Notting Dale

Notting Dale, Kensington & Chelsea

A notoriously deprived enclave situated to the west of the much better-known and better-off district of Notting Hill


Pottery Lane - Notting Dale
Pottery Lane*

In the mid-19th century this was a brick­making area and Kensington Potteries was the largest employer. Gypsies lived here seasonally.

From the 1860s Notting Dale was built up with cheap housing and the new residents scraped a living by taking in laundry or keeping pigs.

Having started badly, condi­tions got worse. In 1893 the Daily News reckoned Notting Dale was the most “hopelessly degraded” place in London. The social reformer and statist­ician Charles Booth charted terrible hardship just a few hundred yards west of the wealth that radiated outwards from Lansdowne Crescent.

Some of London’s first housing associ­ations began their work here and Octavia Hill took over the management of five run-down houses in St Katherine’s Road. Do-gooders from Kensington estab­lished churches, missions and Sunday schools but the under­lying malaise persisted for decades.

Notting Dale’s first Spanish immig­rants were refugees from their country’s civil war in the 1930s, while Caribbeans came soon after the Empire Windrush docked in 1948.

Council flats replaced many of the slums from the 1950s onwards, notably in the form of Henry Dickens Court in 1953 and high-density Lancaster West estate in the late 1960s and early 1970s.

Many Victorian properties in Notting Dale have been beauti­fully restored, so that parts of the locality now present an upmarket aspect. But most local residents don’t own houses like these: they rent flats in municipally built blocks that are nowadays managed by a tenant management organ­isation or housing associ­ation – including Octavia Housing.
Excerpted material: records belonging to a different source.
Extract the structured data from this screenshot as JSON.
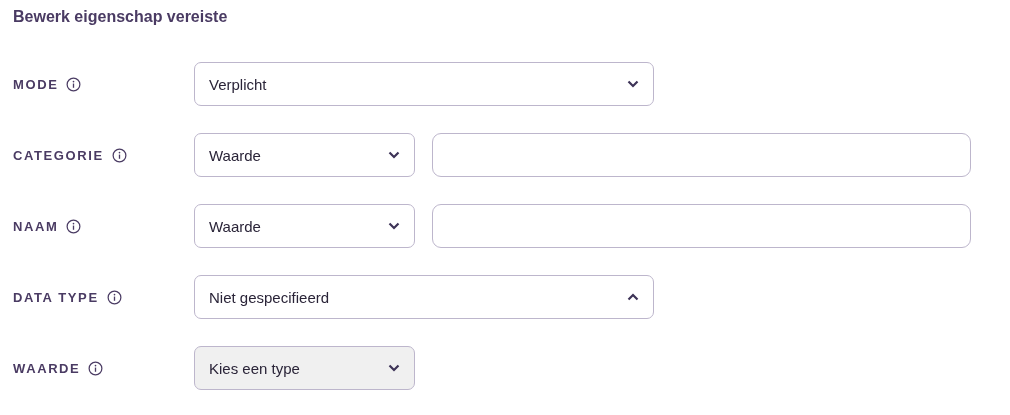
{
  "title": "Bewerk eigenschap vereiste",
  "rows": [
    {
      "label": "MODE",
      "controls": [
        {
          "kind": "select",
          "value": "Verplicht",
          "expanded": false,
          "disabled": false
        }
      ]
    },
    {
      "label": "CATEGORIE",
      "controls": [
        {
          "kind": "short-select",
          "value": "Waarde",
          "expanded": false,
          "disabled": false
        },
        {
          "kind": "text"
        }
      ]
    },
    {
      "label": "NAAM",
      "controls": [
        {
          "kind": "short-select",
          "value": "Waarde",
          "expanded": false,
          "disabled": false
        },
        {
          "kind": "text"
        }
      ]
    },
    {
      "label": "DATA TYPE",
      "controls": [
        {
          "kind": "select",
          "value": "Niet gespecifieerd",
          "expanded": true,
          "disabled": false
        }
      ]
    },
    {
      "label": "WAARDE",
      "controls": [
        {
          "kind": "short-select",
          "value": "Kies een type",
          "expanded": false,
          "disabled": true
        }
      ]
    }
  ]
}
On the night of 14 June 2017 the Lancaster West estate’s Grenfell Tower went up in flames. Seventy people died in the fire, while a baby was stillborn after it and has been officially added to the death toll. The fatal rapidity with which the fire spread was widely blamed on the neglectful indif­ference of the Kensington and Chelsea Tenant Management Organisation, which was entrusted to maintain the estate, and on the Royal Borough of Kensington and Chelsea Council, which was supposed to oversee the work of the KCTMO.

The footballer Les Ferdinand grew up on the Lancaster West estate.

Postal district: W11 and W10
Further reading: Shaaron Whetlor, The Story of Notting Dale: From Potteries and Piggeries to Present Times, Kensington and Chelsea Community History Group, 1998
See also: Latimer Road, for more on the western side of Notting Dale

 

* The picture of Pottery Lane on this page is adapted from an original photograph, copyright Derek Harper, at Geograph Britain and Ireland, made available under the Attribution-ShareAlike 2.0 Generic Licence. Any subsequent reuse is hereby freely permitted under the terms of that licence.